Saturday, July 22, 2017 | 2 a.m.
Two days before the World Series of Poker Main Event began, Dan Ott didn’t know if he was going to play.
Ott had planned to play in poker’s world championship all summer, but he was supposed to do so alongside his twin brother Dillon and two other friends. All three of the others were wavering on making the trip from Altoona, Pa., to Las Vegas, and the 25-year-old Ott wasn’t keen on coming alone.
He had just started to accept going another summer without competing in the event that made him interested in poker in the first place when a desire he couldn’t kill washed over him. He confronted his brother.
“I said, ‘Listen, this is our time to play the Main Event. I want to take my shot at it,’” Ott recalled. “I convinced him and convinced our other friends to come and play.”
The last-minute decision has proven to be lucrative. Although neither his brother nor friends cashed in the $10,000 buy-in event, Ott has made more than made up for it.
He’s one of the final three out of a starting field of 7,221 players with a chance to win the $8.15 million first-place prize and championship bracelet. Ott will return for the 10th and final day of play at 5:30 tonight at the Rio second in chips with 88.37 million after a major surge on Friday night.
Chip leader Scott Blumstein maintained control on the second night of the final table, and now sits with a daunting stack of 226.45 million chips, but Ott made the biggest move upwards. He came in with the least amount of chips, but heated up to build his stack nearly six times bigger than it started on Friday.
Benjamin Pollak, who holds 45.85 million chips, is the other finalist. All three players are guaranteed a minimum $3.5 million payout.
“The money hasn’t sunk in, the fact that there are two people standing between me and the bracelet hasn’t sunk in,” Ott said. “It’s just unreal ... I didn’t expect to make it anywhere near this far.”
Ott has a lot in common with Blumstein, a 25-year-old from Morristown, N.J. They both initially took an interest in poker after watching amateur Chris Moneymaker win the 2003 Main Event for $2.5 million, and turned professional after graduating from universities in Pennsylvania — Ott went to Penn State, with Blumstein attending Temple.
This year’s tournament is also Blumstein’s first Main Event, though he had higher expectations than Ott coming in. He told friends he wasn’t traveling to Las Vegas for any preliminary WSOP tournaments because he planned on winning the Main Event.
“I’m not saying I called my shot by any means, but I think if I don’t have that type of confidence, I’m not here,” Blumstein said. “I was just hoping something was going to happen soon. In poker, all you need is a breakthrough. Everyone is chasing the same thing when they come out to play this tournament.”
Blumstein wanted to play in the Main Event last year, but settled for entering a $560 buy-in tournament closer to home at the Borgata in Atlantic City.
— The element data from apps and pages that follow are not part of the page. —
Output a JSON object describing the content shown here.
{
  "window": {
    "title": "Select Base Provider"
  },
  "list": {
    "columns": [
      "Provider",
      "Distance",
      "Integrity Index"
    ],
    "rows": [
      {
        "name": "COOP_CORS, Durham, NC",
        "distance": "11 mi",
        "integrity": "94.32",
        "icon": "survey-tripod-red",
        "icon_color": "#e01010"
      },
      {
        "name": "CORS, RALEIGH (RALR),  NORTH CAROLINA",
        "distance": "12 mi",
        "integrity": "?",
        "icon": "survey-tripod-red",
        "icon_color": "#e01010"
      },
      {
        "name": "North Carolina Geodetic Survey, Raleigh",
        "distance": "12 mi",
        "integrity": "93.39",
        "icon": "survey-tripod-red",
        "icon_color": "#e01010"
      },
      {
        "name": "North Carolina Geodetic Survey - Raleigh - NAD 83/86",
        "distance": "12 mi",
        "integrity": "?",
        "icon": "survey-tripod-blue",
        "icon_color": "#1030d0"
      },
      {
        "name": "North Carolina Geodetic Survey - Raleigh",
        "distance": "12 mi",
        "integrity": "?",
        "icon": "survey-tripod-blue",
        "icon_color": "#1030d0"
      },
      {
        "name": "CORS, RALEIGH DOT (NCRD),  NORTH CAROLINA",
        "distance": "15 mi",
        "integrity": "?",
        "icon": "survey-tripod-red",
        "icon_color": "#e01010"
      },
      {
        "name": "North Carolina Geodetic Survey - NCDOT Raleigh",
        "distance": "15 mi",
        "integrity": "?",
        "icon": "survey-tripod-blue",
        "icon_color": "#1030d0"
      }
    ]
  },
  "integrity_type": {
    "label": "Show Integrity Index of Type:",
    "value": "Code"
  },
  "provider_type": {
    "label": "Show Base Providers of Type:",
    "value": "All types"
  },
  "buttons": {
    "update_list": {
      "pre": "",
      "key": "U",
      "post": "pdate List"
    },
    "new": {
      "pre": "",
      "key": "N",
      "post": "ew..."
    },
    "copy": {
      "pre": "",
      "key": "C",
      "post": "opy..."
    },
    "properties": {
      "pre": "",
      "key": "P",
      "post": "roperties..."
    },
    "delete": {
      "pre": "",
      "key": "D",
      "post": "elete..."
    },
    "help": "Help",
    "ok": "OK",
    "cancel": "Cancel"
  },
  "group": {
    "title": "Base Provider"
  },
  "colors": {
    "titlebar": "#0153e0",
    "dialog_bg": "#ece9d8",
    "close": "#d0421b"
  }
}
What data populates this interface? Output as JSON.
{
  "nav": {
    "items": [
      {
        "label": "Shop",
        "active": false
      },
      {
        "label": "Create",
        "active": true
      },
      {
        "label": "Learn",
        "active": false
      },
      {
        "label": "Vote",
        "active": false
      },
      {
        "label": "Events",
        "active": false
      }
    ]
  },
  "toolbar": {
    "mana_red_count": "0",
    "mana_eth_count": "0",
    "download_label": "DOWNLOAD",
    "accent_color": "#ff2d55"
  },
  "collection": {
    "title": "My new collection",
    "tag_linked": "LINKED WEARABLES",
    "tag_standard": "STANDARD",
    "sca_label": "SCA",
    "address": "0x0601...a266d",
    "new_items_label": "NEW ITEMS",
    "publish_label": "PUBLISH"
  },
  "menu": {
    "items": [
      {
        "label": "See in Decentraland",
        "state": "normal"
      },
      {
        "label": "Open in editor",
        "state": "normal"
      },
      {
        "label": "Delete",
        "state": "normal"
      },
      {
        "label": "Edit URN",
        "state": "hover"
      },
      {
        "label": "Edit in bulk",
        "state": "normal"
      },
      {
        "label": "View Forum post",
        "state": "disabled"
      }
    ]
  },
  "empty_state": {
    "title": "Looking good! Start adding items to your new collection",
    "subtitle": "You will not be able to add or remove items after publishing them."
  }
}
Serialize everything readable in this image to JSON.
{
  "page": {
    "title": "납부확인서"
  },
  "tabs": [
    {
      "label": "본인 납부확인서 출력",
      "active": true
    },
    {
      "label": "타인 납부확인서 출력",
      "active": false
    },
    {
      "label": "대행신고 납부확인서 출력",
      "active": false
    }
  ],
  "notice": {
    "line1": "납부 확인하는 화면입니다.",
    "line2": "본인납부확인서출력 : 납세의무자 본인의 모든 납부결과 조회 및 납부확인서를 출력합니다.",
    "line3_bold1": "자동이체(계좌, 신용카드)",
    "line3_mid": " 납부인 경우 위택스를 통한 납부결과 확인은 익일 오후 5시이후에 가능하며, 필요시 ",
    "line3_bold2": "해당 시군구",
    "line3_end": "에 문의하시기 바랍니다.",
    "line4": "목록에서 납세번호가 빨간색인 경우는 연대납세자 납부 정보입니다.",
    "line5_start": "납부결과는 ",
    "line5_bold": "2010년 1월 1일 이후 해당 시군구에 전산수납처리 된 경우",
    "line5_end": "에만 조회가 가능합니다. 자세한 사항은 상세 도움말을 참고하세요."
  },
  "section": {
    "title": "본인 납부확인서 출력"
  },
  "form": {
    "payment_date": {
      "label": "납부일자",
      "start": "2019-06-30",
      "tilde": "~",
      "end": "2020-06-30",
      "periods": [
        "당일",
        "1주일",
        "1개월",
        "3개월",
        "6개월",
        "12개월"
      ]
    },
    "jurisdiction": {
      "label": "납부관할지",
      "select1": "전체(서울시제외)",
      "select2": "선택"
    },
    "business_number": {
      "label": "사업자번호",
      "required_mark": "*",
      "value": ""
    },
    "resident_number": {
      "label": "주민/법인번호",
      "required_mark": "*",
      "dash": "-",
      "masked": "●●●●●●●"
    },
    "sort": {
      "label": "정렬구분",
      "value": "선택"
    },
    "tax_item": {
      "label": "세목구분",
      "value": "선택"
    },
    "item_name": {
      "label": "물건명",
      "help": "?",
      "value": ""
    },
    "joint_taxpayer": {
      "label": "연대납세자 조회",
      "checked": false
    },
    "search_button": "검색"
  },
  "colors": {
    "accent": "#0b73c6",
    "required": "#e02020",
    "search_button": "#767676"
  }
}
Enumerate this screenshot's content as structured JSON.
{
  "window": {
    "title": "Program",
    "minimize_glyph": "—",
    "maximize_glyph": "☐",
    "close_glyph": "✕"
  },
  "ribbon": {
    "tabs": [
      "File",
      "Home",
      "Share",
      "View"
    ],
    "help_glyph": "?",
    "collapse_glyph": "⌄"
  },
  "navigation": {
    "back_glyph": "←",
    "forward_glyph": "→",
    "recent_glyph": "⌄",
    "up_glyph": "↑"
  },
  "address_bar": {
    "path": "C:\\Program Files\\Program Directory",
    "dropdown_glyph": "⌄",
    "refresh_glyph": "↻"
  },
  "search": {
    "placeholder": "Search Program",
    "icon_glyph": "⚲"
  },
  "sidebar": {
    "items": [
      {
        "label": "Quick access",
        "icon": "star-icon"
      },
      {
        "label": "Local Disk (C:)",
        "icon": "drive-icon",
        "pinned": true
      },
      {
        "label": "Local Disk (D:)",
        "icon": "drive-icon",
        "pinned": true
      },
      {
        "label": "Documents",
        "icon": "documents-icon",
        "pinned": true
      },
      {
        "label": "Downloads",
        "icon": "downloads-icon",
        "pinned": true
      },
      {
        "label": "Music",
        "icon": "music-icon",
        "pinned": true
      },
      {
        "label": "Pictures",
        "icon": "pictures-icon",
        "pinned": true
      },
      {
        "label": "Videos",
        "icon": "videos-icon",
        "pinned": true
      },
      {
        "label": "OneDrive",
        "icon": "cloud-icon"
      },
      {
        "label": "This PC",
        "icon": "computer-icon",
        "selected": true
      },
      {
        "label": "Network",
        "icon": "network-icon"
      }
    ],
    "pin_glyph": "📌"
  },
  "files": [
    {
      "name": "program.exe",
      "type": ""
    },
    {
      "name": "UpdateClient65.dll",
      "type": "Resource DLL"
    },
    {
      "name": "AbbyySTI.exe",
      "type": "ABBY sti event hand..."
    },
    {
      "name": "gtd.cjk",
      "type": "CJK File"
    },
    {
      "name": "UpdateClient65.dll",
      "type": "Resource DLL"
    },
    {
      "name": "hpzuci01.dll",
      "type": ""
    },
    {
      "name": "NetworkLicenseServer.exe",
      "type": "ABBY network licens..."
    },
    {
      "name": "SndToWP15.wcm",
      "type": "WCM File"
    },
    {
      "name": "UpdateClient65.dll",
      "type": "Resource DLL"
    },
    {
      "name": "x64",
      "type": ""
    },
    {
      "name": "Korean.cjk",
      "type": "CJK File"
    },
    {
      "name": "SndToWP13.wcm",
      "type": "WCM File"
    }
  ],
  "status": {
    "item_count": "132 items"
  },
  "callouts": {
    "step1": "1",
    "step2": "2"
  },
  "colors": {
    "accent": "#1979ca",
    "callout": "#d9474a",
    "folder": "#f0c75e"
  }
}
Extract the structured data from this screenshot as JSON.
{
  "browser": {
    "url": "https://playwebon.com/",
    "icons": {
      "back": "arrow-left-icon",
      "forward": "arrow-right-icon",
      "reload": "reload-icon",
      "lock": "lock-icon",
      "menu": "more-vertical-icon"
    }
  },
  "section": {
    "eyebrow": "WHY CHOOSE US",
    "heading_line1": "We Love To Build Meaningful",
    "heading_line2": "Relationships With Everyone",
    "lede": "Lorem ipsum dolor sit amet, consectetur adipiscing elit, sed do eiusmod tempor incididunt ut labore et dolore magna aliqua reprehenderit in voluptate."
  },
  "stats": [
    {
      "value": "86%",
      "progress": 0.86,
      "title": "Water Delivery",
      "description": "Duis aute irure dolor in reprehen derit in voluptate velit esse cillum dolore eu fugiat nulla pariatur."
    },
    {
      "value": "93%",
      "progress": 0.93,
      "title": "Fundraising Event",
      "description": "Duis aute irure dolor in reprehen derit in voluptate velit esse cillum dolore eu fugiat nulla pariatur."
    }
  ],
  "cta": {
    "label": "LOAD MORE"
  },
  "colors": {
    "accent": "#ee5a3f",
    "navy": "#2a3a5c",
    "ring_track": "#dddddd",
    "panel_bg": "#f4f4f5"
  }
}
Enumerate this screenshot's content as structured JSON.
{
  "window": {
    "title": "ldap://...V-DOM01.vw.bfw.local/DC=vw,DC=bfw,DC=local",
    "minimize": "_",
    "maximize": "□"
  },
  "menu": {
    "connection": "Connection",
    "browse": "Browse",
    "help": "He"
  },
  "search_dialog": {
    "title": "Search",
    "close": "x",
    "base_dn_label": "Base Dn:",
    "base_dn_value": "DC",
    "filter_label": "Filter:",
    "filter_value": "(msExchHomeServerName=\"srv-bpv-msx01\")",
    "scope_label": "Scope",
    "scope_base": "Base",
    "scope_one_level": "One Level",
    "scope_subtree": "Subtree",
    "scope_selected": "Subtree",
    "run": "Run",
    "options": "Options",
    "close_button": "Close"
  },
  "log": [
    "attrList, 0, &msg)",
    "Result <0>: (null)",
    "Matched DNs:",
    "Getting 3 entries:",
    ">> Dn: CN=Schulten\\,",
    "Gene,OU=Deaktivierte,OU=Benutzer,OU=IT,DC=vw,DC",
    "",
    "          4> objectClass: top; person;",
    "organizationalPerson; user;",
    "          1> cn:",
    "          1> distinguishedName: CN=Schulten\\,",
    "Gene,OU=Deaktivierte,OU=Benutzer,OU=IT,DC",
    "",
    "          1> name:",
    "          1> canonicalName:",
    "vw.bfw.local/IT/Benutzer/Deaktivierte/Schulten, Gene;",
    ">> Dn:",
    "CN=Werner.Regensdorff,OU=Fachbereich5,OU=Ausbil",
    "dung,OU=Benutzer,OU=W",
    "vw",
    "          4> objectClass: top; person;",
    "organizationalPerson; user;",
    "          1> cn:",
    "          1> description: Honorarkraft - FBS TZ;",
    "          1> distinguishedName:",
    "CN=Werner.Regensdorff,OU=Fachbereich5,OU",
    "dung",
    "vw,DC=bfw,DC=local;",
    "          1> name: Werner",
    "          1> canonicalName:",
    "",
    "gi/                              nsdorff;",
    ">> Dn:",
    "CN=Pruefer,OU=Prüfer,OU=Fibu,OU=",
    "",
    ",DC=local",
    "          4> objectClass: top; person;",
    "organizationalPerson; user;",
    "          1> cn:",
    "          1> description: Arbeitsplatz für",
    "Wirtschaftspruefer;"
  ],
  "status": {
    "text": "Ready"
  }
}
He won the event for a then career-high $199,854 payday.
“I was like, ‘OK, I have this money now. I’m playing the Main Event next year,’” Blumstein said. “I didn’t come out at all this summer. I stayed home, ate better, tried to work on my health and play at home and it’s paid major dividends.”
Blumstein’s biggest hand Tuesday night came when he eliminated Antoine Saout in fifth place. Blumstein turned a well-disguised straight on a board of Jack-7-6-4 with 5-3 of spades as his hole cards, and forced Saout to a decision for all of his chips after a second Jack hit on the river.
Saout, holding King-Jack, couldn’t fold his three of a kind.
Ott scored the first two eliminations of the night. Down to 15 million chips with six players remaining, Bryan Piccioli went all-in from the small blind with Ace-7 but Ott looked down at pocket Kings. His advantage held up.
He came from behind to knock out short-stacked Damian Salas in seventh. Ott, holding pocket 4s, tried to semi-bluff Salas off his hand after a flop of Ace-3-2 with an all-in bet but the Argentine pro called immediately with Ace-10.
But Ott found one of six cards that could save him on the river, when a 5 landed to give him a straight.
“I just got the cards today,” Ott said. “No doubt about it; I won almost every pot I played. There was nothing I could do wrong today. It was just a really easy, smooth chip up.”
Ott can only hope tonight follows the same pattern. He has made his living exclusively playing cash games for the last few years, having not finished in the money in a single tournament until earlier this summer at the World Series of Poker.
After leaving Las Vegas in June following two scores totaling $3,656, he wasn’t sure he’d return. It’s a good thing he decided otherwise.
“I was like, ‘You know what? This is going to be the year; I can’t keep putting it off. I want to play in the Main Event,’” Ott said.